__Task goal__
State, as a number alone, how many lines of the data contain the string "next".

Records from a collection:
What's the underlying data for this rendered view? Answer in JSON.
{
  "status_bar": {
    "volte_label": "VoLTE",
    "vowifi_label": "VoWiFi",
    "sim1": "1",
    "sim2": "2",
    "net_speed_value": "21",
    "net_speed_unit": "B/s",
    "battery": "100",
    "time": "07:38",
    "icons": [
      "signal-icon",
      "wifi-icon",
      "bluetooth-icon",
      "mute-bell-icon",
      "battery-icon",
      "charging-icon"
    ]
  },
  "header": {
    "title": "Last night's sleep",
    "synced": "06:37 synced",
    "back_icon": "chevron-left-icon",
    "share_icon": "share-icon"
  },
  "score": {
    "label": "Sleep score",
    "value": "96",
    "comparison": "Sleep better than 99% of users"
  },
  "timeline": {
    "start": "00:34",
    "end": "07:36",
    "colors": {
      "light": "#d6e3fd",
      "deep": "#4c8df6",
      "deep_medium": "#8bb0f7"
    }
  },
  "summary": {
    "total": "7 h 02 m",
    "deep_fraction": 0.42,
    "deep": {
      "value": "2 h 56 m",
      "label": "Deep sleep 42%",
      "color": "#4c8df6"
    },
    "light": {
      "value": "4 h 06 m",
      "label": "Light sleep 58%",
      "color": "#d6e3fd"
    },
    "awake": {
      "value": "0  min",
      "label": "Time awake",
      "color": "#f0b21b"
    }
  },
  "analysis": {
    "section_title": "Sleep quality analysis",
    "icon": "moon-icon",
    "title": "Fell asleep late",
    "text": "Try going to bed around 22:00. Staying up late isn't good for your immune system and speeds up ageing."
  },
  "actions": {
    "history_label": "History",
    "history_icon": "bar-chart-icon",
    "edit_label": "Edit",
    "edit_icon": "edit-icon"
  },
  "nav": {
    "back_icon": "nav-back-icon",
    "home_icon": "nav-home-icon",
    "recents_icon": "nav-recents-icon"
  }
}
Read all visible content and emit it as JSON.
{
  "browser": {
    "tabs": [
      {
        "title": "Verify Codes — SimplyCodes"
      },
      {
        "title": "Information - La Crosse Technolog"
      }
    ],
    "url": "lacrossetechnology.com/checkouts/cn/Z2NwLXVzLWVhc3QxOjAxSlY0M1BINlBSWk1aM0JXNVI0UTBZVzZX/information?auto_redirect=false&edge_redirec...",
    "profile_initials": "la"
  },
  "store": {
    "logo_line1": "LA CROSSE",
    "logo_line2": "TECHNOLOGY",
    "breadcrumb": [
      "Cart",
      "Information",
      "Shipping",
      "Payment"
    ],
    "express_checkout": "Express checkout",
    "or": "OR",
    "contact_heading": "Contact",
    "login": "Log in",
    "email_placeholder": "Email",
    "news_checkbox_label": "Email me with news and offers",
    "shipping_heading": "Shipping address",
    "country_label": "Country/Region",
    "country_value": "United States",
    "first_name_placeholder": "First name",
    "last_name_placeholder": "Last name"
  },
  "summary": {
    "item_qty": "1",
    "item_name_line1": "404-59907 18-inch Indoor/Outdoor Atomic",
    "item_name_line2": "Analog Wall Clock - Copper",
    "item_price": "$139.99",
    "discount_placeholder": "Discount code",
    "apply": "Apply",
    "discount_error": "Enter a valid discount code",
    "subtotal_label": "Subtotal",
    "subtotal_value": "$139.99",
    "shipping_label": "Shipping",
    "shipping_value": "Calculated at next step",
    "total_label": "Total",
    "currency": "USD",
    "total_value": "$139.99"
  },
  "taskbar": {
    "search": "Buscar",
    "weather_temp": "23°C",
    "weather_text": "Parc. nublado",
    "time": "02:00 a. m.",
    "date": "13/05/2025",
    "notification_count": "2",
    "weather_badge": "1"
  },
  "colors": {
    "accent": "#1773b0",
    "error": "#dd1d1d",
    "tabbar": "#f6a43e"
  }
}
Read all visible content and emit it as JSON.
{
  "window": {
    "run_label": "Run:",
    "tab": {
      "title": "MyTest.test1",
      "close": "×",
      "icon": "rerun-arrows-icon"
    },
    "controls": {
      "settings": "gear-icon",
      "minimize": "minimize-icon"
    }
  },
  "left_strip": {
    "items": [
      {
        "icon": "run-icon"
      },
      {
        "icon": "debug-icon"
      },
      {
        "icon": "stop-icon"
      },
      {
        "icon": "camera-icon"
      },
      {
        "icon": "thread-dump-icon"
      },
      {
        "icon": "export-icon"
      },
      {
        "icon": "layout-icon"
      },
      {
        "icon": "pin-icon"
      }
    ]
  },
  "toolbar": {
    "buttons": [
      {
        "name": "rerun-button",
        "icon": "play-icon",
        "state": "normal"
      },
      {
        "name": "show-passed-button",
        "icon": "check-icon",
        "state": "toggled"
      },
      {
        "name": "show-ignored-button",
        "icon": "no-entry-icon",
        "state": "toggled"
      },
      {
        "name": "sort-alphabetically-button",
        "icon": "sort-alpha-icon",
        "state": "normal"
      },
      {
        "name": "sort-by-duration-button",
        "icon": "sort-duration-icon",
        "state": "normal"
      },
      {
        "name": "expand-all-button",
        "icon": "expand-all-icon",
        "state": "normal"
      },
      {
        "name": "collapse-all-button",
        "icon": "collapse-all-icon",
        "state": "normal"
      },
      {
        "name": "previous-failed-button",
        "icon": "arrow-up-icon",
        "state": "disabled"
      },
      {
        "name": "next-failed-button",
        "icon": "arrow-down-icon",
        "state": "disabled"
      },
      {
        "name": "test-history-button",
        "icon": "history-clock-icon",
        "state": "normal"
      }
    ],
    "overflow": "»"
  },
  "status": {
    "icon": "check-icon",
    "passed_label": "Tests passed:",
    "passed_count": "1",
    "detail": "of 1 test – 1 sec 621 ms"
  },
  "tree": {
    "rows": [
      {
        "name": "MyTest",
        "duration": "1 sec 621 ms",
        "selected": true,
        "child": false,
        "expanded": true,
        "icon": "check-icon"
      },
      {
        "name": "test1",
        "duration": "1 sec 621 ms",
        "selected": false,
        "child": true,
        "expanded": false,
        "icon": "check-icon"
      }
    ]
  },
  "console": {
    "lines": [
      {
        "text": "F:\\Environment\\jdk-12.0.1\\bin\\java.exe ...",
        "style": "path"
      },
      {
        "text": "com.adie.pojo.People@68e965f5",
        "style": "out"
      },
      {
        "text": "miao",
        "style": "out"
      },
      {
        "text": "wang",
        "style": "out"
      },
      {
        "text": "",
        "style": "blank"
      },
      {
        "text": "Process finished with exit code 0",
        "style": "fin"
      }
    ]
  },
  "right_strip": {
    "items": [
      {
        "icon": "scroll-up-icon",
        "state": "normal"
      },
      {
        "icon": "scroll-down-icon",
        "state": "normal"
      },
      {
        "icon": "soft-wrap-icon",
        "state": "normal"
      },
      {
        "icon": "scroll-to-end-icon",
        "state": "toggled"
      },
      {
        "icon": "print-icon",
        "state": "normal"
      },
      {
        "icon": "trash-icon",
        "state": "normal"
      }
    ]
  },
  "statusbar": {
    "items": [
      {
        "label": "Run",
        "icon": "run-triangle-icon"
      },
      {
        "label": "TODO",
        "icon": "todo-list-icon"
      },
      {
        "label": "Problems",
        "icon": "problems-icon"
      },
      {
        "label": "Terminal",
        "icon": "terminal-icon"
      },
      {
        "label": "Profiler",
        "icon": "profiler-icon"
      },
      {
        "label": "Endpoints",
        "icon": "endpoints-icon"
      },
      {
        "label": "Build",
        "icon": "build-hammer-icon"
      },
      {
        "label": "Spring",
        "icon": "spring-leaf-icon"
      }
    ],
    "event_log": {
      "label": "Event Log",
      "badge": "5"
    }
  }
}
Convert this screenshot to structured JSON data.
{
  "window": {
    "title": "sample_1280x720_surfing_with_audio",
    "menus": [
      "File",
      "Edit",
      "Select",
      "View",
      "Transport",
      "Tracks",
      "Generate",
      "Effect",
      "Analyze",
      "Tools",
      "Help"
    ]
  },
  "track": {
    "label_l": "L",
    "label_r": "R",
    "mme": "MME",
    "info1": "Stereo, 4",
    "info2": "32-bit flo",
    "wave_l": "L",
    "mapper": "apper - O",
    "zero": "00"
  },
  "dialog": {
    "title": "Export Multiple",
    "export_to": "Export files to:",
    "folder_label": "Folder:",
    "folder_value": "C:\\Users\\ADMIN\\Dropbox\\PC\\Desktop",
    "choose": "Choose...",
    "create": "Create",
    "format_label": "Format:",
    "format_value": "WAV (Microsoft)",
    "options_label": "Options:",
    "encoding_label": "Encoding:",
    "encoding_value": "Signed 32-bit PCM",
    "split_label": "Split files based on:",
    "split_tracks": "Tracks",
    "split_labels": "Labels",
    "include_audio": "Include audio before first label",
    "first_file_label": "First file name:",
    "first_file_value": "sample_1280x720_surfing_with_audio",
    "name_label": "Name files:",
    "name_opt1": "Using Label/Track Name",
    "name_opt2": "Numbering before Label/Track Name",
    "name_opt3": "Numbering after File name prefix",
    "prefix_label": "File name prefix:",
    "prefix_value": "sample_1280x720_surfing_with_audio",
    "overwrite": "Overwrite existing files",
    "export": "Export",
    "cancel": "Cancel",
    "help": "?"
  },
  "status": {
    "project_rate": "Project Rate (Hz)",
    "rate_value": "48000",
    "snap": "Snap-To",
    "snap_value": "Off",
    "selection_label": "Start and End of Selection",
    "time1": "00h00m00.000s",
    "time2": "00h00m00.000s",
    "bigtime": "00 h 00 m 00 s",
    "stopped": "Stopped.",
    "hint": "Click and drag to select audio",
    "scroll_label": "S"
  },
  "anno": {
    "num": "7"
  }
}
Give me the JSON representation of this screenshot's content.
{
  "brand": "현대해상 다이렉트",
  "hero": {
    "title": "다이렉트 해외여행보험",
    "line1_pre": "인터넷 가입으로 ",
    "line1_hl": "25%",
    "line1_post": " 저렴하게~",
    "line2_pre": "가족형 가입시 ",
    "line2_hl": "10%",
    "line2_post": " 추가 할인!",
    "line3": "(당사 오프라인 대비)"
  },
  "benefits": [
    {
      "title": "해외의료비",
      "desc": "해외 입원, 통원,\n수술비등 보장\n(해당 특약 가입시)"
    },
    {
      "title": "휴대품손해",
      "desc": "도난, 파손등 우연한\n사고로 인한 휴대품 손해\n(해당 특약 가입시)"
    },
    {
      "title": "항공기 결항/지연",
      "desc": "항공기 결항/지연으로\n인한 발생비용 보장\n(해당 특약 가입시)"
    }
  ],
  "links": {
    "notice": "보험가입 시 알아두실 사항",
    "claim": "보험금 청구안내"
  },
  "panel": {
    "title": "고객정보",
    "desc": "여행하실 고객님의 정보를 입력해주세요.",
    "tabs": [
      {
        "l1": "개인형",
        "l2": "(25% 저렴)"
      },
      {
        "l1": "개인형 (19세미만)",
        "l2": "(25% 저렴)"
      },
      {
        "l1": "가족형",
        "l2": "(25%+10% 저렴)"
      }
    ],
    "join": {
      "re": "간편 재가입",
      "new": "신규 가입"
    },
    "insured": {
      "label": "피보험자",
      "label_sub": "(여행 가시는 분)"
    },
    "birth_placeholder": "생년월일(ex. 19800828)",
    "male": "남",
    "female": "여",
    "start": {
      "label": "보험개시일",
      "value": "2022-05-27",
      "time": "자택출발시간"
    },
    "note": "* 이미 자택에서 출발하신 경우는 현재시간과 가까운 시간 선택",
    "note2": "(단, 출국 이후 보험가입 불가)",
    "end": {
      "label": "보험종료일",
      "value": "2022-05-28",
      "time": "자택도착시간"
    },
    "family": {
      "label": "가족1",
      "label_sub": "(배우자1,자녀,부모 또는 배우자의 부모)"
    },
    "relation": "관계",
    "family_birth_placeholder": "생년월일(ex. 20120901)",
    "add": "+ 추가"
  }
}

__Your solution__
2